In the morning I wake with first light, which remains the single most valuable benefit I’ve given myself as a self-employed (retired homeschool mom empty nest) person. Okay, it’s really my only measurable employee benefit, but not a day passes that I do not give thanks for the absence of an alarm cock. I’m an early riser naturally, but to be without that incessant sound is a gift. I pull on some jeans and make my bed, brush teeth and wash my face. Then head downstairs where I put the kettle on for coffee and send Scout outside. I light the woodstove, pausing to feel the quiet possibility that is unique to early mornings. I watch the small flames quicken and move from kindling to logs. The water is almost ready. Coffee is poured; I rustle up something tasty to offer the chickens. They are early layers and it seems fair that I bring something delightful in trade for the eggs that I know are waiting for me. I wish we still had some of those fresh cranberries that I stocked up on at Thanksgiving, but they finished out those reserves sometime in January. What a fan favorite they were. Whatever odd combination I come up with, it’ll surely have a generous scoop of some type of animal protein or fat. With offering in hand, I step into my boots, throw on a couple of layers, and head outside to open the coop. Treats are served, water is replenished, eggs are collected. Scout and I wander around for a little while, but mostly he’s all sniffed and explored out by the time I get out there, and he’s ready to come back in. Or maybe it’s just that he’s come to expect this routine and simply falls in line, following me back to the house. Inside, coffee is finally ready and the woodstove providing deep warmth. I settle in beside the fire for a chapter in my book and a steaming mug of bliss.
I checked the weather this morning, which is not something I often do in the winter, but sugaring season is nigh and it is time to pay attention. To my surprise, high winds are moving in for tonight and tomorrow, which for us could easily mean a long power outage. I’m glad I checked, now I can run the vacuum, top off the laundry, bring in extra firewood, check our water stores, bake some bread, and get a big pot of something simmering for easy sustenance.

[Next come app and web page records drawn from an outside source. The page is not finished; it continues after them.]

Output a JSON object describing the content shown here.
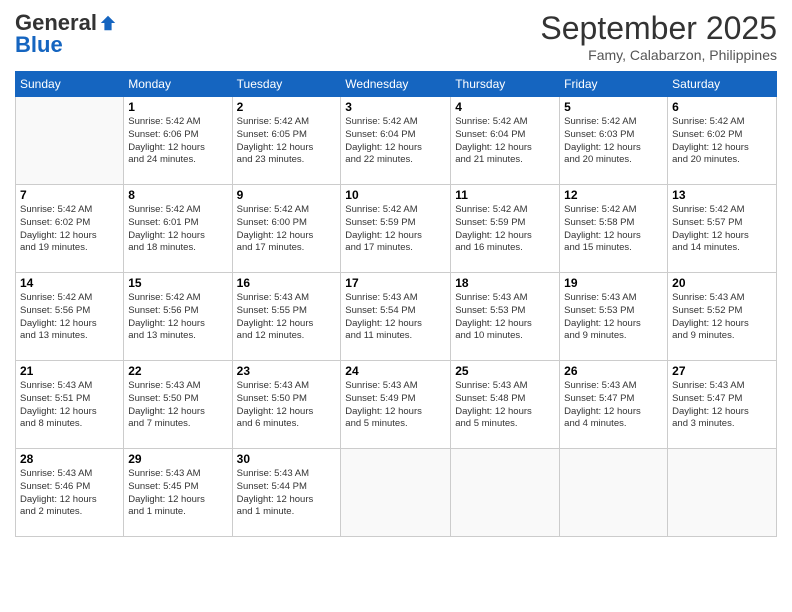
{
  "header": {
    "logo_general": "General",
    "logo_blue": "Blue",
    "month": "September 2025",
    "location": "Famy, Calabarzon, Philippines"
  },
  "days_of_week": [
    "Sunday",
    "Monday",
    "Tuesday",
    "Wednesday",
    "Thursday",
    "Friday",
    "Saturday"
  ],
  "weeks": [
    [
      {
        "day": "",
        "info": ""
      },
      {
        "day": "1",
        "info": "Sunrise: 5:42 AM\nSunset: 6:06 PM\nDaylight: 12 hours\nand 24 minutes."
      },
      {
        "day": "2",
        "info": "Sunrise: 5:42 AM\nSunset: 6:05 PM\nDaylight: 12 hours\nand 23 minutes."
      },
      {
        "day": "3",
        "info": "Sunrise: 5:42 AM\nSunset: 6:04 PM\nDaylight: 12 hours\nand 22 minutes."
      },
      {
        "day": "4",
        "info": "Sunrise: 5:42 AM\nSunset: 6:04 PM\nDaylight: 12 hours\nand 21 minutes."
      },
      {
        "day": "5",
        "info": "Sunrise: 5:42 AM\nSunset: 6:03 PM\nDaylight: 12 hours\nand 20 minutes."
      },
      {
        "day": "6",
        "info": "Sunrise: 5:42 AM\nSunset: 6:02 PM\nDaylight: 12 hours\nand 20 minutes."
      }
    ],
    [
      {
        "day": "7",
        "info": "Sunrise: 5:42 AM\nSunset: 6:02 PM\nDaylight: 12 hours\nand 19 minutes."
      },
      {
        "day": "8",
        "info": "Sunrise: 5:42 AM\nSunset: 6:01 PM\nDaylight: 12 hours\nand 18 minutes."
      },
      {
        "day": "9",
        "info": "Sunrise: 5:42 AM\nSunset: 6:00 PM\nDaylight: 12 hours\nand 17 minutes."
      },
      {
        "day": "10",
        "info": "Sunrise: 5:42 AM\nSunset: 5:59 PM\nDaylight: 12 hours\nand 17 minutes."
      },
      {
        "day": "11",
        "info": "Sunrise: 5:42 AM\nSunset: 5:59 PM\nDaylight: 12 hours\nand 16 minutes."
      },
      {
        "day": "12",
        "info": "Sunrise: 5:42 AM\nSunset: 5:58 PM\nDaylight: 12 hours\nand 15 minutes."
      },
      {
        "day": "13",
        "info": "Sunrise: 5:42 AM\nSunset: 5:57 PM\nDaylight: 12 hours\nand 14 minutes."
      }
    ],
    [
      {
        "day": "14",
        "info": "Sunrise: 5:42 AM\nSunset: 5:56 PM\nDaylight: 12 hours\nand 13 minutes."
      },
      {
        "day": "15",
        "info": "Sunrise: 5:42 AM\nSunset: 5:56 PM\nDaylight: 12 hours\nand 13 minutes."
      },
      {
        "day": "16",
        "info": "Sunrise: 5:43 AM\nSunset: 5:55 PM\nDaylight: 12 hours\nand 12 minutes."
      },
      {
        "day": "17",
        "info": "Sunrise: 5:43 AM\nSunset: 5:54 PM\nDaylight: 12 hours\nand 11 minutes."
      },
      {
        "day": "18",
        "info": "Sunrise: 5:43 AM\nSunset: 5:53 PM\nDaylight: 12 hours\nand 10 minutes."
      },
      {
        "day": "19",
        "info": "Sunrise: 5:43 AM\nSunset: 5:53 PM\nDaylight: 12 hours\nand 9 minutes."
      },
      {
        "day": "20",
        "info": "Sunrise: 5:43 AM\nSunset: 5:52 PM\nDaylight: 12 hours\nand 9 minutes."
      }
    ],
    [
      {
        "day": "21",
        "info": "Sunrise: 5:43 AM\nSunset: 5:51 PM\nDaylight: 12 hours\nand 8 minutes."
      },
      {
        "day": "22",
        "info": "Sunrise: 5:43 AM\nSunset: 5:50 PM\nDaylight: 12 hours\nand 7 minutes."
      },
      {
        "day": "23",
        "info": "Sunrise: 5:43 AM\nSunset: 5:50 PM\nDaylight: 12 hours\nand 6 minutes."
      },
      {
        "day": "24",
        "info": "Sunrise: 5:43 AM\nSunset: 5:49 PM\nDaylight: 12 hours\nand 5 minutes."
      },
      {
        "day": "25",
        "info": "Sunrise: 5:43 AM\nSunset: 5:48 PM\nDaylight: 12 hours\nand 5 minutes."
      },
      {
        "day": "26",
        "info": "Sunrise: 5:43 AM\nSunset: 5:47 PM\nDaylight: 12 hours\nand 4 minutes."
      },
      {
        "day": "27",
        "info": "Sunrise: 5:43 AM\nSunset: 5:47 PM\nDaylight: 12 hours\nand 3 minutes."
      }
    ],
    [
      {
        "day": "28",
        "info": "Sunrise: 5:43 AM\nSunset: 5:46 PM\nDaylight: 12 hours\nand 2 minutes."
      },
      {
        "day": "29",
        "info": "Sunrise: 5:43 AM\nSunset: 5:45 PM\nDaylight: 12 hours\nand 1 minute."
      },
      {
        "day": "30",
        "info": "Sunrise: 5:43 AM\nSunset: 5:44 PM\nDaylight: 12 hours\nand 1 minute."
      },
      {
        "day": "",
        "info": ""
      },
      {
        "day": "",
        "info": ""
      },
      {
        "day": "",
        "info": ""
      },
      {
        "day": "",
        "info": ""
      }
    ]
  ]
}
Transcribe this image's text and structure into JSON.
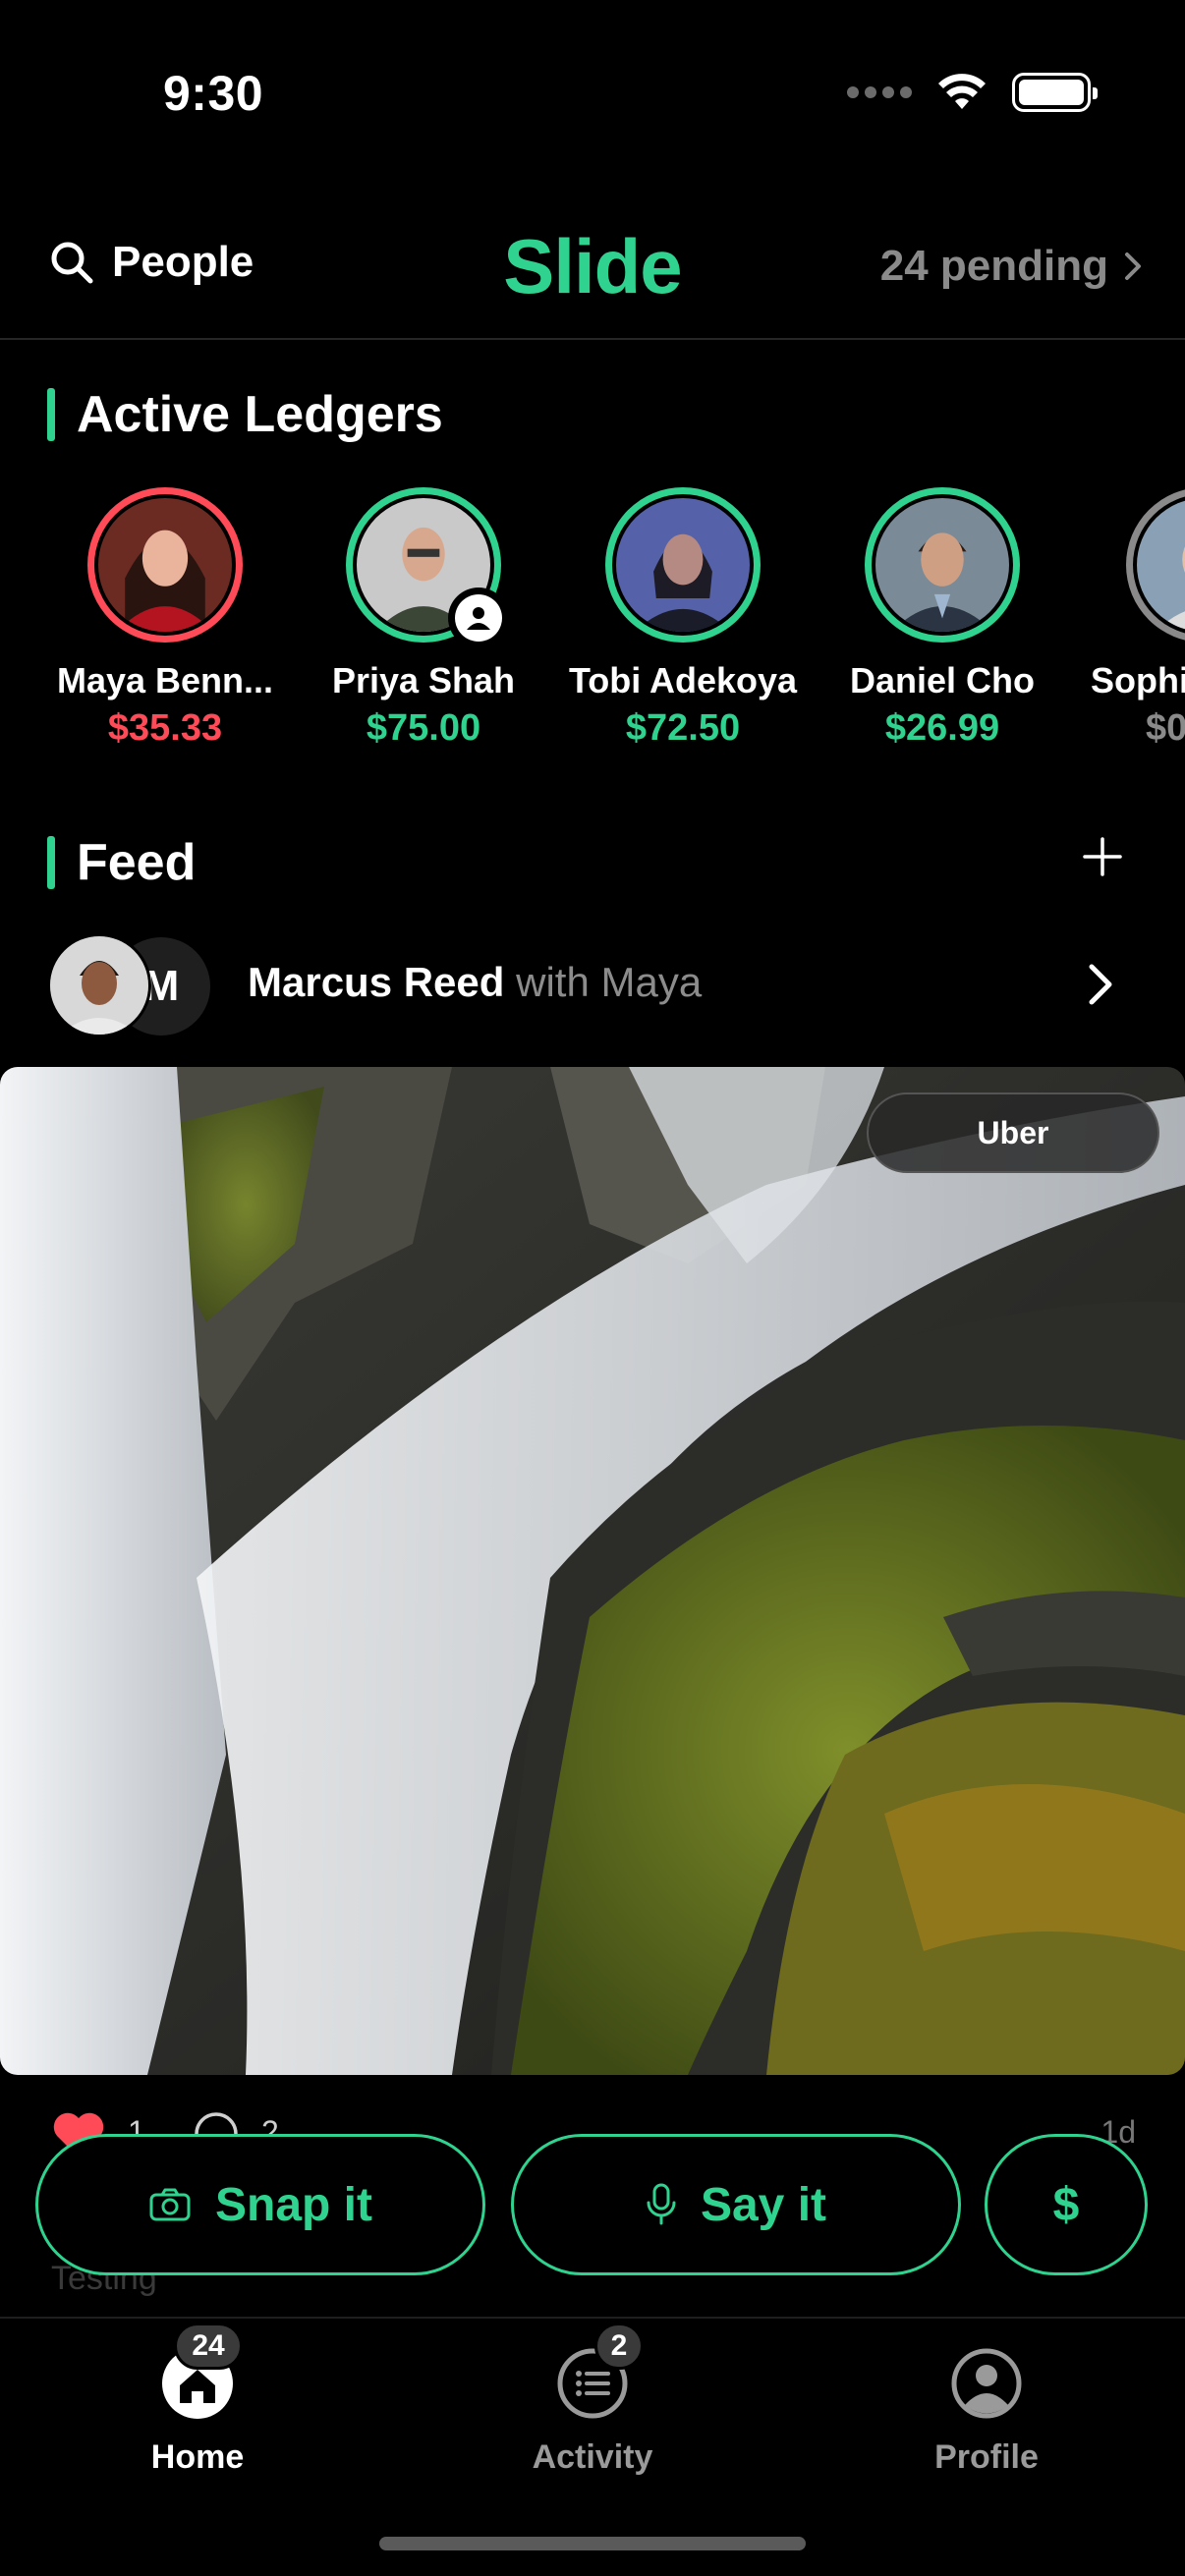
{
  "status_bar": {
    "time": "9:30"
  },
  "header": {
    "people_label": "People",
    "logo": "Slide",
    "pending_label": "24 pending"
  },
  "ledgers_section": {
    "title": "Active Ledgers",
    "items": [
      {
        "name": "Maya Benn...",
        "amount": "$35.33",
        "status_color": "#ff4a57"
      },
      {
        "name": "Priya Shah",
        "amount": "$75.00",
        "status_color": "#2fd28e"
      },
      {
        "name": "Tobi Adekoya",
        "amount": "$72.50",
        "status_color": "#2fd28e"
      },
      {
        "name": "Daniel Cho",
        "amount": "$26.99",
        "status_color": "#2fd28e"
      },
      {
        "name": "Sophi",
        "amount": "$0",
        "status_color": "#8a8a8a"
      }
    ]
  },
  "feed_section": {
    "title": "Feed",
    "post": {
      "author": "Marcus Reed",
      "with_text": "with Maya",
      "secondary_initial": "M",
      "tag": "Uber",
      "likes": "1",
      "comments": "2",
      "time_ago": "1d",
      "caption": "Testing"
    }
  },
  "actions": {
    "snap_label": "Snap it",
    "say_label": "Say it",
    "pay_label": "$"
  },
  "tabbar": {
    "items": [
      {
        "label": "Home",
        "badge": "24",
        "active": true
      },
      {
        "label": "Activity",
        "badge": "2",
        "active": false
      },
      {
        "label": "Profile",
        "badge": "",
        "active": false
      }
    ]
  },
  "colors": {
    "accent": "#2fd28e",
    "negative": "#ff4a57",
    "muted": "#8a8a8a"
  },
  "icons": [
    "search-icon",
    "chevron-right-icon",
    "plus-icon",
    "person-badge-icon",
    "heart-icon",
    "comment-icon",
    "camera-icon",
    "mic-icon",
    "home-icon",
    "activity-icon",
    "profile-icon",
    "wifi-icon",
    "battery-icon",
    "signal-icon"
  ]
}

I am working on a post about preparing cold and flu kits for the home that will be published here next week, if not sooner. Cold and flu supplies are something I like to have on hand before any sign of illness strikes, not when. I feel like I’d like to do a multi-part preparedness series but do not want to come across as one of those people, because I’m not. I think a lot of people miss the boat on preparedness, focusing on extreme (unlikely) scenarios at the expense of being equipped for handling everyday emergencies that will actually happen. Maybe it’s the Virgo in me, maybe it’s the nature of being self-employed and knowing how dependent I am on myself for everything, make it’s the way I was raised. I’m not really sure. I guess it just seems like good logic to be ready for the obvious events in life.
As I finish up this post I am texting with my husband. His car just broke down on a Connecticut highway in the pouring rain. Died while traveling highway speed, no wipers, no anything. Thankfully there was an exit up ahead so he coasted off, and even more thankfully, there was a green light at the end of the exit so he was able to coast straight through into a parking lot, which is a great spot to land while waiting for roadside assistance. Isn't it funny to think what luck! as you sit there with a dead car in the pouring rain. How quickly our priorities right themselves. With him is a backpack filled with anything he might need to deal with a moment like this: water, calories (snack/meal bars + jerky), change of clothes and shoes as he’s generally wearing a suit and that’s not a good situation for dealing with a broken down car. He carries a bit more than that, too, but those are the kind of basics that provide peace of mind and comfort when a tow truck is one to two hours out. Especially if you have children in the car.
Anyway, my point is, zombies aren’t coming for you, but a broken down car on a pouring-rain-morning-traffic highway is. I would like to write more about being prepared for things like that.